§ **The problem**: What lines below mention the word "webpack"? Copy each one.

** Records for the exercise follows **

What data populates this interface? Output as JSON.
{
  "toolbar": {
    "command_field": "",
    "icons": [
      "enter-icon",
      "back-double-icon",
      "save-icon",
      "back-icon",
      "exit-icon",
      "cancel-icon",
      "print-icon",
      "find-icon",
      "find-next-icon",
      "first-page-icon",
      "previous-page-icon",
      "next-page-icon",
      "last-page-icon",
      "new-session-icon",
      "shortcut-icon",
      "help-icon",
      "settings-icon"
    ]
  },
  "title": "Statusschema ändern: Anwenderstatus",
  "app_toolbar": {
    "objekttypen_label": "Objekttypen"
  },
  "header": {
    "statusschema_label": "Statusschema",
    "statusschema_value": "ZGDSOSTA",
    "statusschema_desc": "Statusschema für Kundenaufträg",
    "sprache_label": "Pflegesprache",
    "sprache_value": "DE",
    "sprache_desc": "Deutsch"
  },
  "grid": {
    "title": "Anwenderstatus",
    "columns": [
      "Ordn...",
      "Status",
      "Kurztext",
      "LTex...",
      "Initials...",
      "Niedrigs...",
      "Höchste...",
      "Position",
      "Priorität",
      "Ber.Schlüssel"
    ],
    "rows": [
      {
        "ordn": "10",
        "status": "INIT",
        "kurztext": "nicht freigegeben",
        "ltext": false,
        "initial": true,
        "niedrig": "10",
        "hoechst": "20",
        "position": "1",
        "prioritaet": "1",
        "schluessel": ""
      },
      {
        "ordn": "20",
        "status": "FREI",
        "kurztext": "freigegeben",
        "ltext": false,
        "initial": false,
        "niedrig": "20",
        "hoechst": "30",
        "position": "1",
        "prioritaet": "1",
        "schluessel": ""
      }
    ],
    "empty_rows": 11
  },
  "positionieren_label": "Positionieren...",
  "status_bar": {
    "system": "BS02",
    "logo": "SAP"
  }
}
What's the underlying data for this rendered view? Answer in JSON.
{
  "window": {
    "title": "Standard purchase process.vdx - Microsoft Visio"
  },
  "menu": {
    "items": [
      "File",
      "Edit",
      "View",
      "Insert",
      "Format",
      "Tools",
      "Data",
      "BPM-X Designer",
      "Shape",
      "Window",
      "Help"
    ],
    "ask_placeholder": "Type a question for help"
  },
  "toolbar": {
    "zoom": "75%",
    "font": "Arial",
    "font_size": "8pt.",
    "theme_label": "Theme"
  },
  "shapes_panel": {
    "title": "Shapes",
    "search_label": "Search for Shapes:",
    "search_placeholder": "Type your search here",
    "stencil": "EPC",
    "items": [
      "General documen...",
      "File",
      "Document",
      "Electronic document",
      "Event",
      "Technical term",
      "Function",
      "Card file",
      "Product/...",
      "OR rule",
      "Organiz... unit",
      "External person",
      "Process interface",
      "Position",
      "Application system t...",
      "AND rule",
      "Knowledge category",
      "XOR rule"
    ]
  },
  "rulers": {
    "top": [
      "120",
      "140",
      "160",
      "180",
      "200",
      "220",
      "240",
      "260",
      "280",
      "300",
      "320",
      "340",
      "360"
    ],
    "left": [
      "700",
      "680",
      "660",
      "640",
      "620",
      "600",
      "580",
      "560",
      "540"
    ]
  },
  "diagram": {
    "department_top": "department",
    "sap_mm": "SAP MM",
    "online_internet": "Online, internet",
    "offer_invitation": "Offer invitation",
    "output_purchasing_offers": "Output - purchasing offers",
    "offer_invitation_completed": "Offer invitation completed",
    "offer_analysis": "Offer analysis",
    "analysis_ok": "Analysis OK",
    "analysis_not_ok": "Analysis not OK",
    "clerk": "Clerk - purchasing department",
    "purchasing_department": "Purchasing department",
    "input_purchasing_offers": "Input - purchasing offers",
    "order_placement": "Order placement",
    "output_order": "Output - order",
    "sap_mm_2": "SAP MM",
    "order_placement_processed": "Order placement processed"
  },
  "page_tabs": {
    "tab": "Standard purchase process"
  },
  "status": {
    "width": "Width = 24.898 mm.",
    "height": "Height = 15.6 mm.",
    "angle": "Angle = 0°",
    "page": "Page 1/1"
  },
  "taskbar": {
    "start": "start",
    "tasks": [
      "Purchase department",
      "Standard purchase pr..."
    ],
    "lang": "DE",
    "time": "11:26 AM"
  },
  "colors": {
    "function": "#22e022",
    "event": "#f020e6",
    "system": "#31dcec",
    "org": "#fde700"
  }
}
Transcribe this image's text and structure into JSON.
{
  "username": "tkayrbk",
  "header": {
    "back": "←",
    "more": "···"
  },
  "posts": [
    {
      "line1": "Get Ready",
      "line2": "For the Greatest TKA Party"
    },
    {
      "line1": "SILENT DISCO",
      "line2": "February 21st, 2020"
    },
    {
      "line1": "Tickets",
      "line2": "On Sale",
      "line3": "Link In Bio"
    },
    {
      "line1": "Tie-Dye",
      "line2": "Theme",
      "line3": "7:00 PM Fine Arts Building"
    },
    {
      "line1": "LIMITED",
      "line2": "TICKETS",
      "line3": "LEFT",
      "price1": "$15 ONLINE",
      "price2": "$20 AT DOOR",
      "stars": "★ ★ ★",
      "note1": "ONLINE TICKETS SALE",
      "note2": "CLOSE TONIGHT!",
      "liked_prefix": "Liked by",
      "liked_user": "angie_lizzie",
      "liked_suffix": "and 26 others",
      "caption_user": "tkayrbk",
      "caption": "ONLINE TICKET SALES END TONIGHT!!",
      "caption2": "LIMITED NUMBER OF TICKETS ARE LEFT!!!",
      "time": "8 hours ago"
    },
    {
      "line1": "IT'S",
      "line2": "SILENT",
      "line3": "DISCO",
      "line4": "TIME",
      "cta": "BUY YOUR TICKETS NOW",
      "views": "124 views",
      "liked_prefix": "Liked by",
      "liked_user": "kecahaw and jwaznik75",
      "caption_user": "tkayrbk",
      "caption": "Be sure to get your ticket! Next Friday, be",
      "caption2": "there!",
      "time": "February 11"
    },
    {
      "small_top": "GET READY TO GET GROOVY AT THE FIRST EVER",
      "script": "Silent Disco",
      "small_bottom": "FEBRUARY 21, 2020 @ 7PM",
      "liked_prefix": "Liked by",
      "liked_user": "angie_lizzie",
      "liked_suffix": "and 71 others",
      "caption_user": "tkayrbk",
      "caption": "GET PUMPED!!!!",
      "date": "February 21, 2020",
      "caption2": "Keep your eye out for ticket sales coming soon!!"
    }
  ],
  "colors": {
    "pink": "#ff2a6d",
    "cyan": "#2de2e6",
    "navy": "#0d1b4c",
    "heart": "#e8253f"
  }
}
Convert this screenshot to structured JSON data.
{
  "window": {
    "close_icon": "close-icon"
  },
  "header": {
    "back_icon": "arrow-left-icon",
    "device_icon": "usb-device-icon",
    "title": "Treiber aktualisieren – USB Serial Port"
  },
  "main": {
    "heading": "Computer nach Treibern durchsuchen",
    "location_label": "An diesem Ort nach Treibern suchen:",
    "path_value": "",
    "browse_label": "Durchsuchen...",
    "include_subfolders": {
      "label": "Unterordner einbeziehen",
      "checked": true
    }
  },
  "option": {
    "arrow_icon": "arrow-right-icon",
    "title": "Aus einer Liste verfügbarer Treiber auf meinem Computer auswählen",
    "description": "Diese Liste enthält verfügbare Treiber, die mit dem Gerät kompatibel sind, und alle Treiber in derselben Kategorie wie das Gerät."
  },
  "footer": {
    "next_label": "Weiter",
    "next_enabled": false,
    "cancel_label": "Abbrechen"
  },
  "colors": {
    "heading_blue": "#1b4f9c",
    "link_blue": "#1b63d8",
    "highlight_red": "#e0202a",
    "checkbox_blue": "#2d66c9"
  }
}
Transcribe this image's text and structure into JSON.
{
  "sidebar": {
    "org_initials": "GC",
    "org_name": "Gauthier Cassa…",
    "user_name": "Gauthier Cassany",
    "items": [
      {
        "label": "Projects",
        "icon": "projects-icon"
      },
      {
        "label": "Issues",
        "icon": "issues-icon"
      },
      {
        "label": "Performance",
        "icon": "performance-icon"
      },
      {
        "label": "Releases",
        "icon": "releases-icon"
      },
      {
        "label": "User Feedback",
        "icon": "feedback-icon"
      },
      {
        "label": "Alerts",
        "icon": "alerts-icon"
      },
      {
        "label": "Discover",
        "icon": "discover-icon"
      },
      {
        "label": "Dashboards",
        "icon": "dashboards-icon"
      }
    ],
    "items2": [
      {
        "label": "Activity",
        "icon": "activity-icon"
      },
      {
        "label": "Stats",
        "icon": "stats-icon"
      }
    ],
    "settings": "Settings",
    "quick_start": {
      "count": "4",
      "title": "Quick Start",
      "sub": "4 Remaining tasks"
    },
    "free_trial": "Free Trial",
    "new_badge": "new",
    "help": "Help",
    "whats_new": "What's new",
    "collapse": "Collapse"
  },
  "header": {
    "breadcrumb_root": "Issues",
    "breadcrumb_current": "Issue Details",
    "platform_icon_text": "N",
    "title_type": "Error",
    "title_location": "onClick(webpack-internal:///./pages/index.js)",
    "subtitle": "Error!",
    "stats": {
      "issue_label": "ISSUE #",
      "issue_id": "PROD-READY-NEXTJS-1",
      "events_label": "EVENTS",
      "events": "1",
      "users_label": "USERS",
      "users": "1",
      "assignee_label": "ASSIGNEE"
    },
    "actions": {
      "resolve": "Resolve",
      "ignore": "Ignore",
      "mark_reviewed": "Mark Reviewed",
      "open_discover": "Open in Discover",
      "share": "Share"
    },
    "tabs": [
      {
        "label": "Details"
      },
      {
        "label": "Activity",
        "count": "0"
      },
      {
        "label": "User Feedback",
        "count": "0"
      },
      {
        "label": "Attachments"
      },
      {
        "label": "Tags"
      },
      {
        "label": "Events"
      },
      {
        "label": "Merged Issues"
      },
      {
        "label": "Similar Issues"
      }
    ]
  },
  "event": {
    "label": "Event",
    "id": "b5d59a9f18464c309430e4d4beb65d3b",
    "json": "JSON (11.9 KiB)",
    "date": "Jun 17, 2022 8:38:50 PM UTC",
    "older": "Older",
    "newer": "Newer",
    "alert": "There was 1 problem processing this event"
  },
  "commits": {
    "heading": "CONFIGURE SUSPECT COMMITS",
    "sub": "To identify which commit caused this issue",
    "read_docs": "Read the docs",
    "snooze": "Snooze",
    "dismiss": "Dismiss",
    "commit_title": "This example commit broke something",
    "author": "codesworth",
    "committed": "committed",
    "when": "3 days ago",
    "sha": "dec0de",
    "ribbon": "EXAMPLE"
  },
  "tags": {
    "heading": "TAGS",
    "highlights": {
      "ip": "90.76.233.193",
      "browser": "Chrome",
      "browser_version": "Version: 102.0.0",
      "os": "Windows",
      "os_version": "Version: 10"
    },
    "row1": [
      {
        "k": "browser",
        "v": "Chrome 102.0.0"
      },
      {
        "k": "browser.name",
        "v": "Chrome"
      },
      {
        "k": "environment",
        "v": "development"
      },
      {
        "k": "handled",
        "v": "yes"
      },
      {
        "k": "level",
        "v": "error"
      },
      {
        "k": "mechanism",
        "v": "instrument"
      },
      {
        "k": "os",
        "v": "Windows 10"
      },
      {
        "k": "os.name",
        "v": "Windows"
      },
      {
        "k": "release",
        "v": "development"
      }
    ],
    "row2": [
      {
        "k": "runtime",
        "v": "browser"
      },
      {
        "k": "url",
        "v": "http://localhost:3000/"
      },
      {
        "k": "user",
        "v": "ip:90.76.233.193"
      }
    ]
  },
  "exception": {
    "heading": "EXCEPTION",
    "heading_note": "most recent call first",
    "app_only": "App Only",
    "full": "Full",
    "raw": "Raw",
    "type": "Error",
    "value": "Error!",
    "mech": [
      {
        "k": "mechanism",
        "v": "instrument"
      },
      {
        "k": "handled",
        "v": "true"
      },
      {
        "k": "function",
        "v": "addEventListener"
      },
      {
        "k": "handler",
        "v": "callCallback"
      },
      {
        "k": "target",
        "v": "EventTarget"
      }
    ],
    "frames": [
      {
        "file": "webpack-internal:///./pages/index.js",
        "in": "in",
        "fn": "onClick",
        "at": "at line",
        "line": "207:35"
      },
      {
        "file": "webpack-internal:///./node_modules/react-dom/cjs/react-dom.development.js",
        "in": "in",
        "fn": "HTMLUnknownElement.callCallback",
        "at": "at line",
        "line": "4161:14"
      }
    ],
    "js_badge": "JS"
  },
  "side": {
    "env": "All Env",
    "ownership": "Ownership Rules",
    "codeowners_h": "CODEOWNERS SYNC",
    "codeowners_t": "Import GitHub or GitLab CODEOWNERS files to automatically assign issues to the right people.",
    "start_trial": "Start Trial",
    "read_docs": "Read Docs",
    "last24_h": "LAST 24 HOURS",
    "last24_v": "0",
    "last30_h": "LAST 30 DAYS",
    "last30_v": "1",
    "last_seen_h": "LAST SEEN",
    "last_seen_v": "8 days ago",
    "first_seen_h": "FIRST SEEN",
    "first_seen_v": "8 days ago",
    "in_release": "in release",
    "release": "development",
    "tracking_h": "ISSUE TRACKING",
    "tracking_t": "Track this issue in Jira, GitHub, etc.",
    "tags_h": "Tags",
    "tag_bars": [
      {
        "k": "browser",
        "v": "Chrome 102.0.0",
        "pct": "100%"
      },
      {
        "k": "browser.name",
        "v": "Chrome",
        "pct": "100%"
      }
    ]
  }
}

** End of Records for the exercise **

§ **Reply to the task**:
    "title_location": "onClick(webpack-internal:///./pages/index.js)",
        "file": "webpack-internal:///./pages/index.js",
        "file": "webpack-internal:///./node_modules/react-dom/cjs/react-dom.development.js",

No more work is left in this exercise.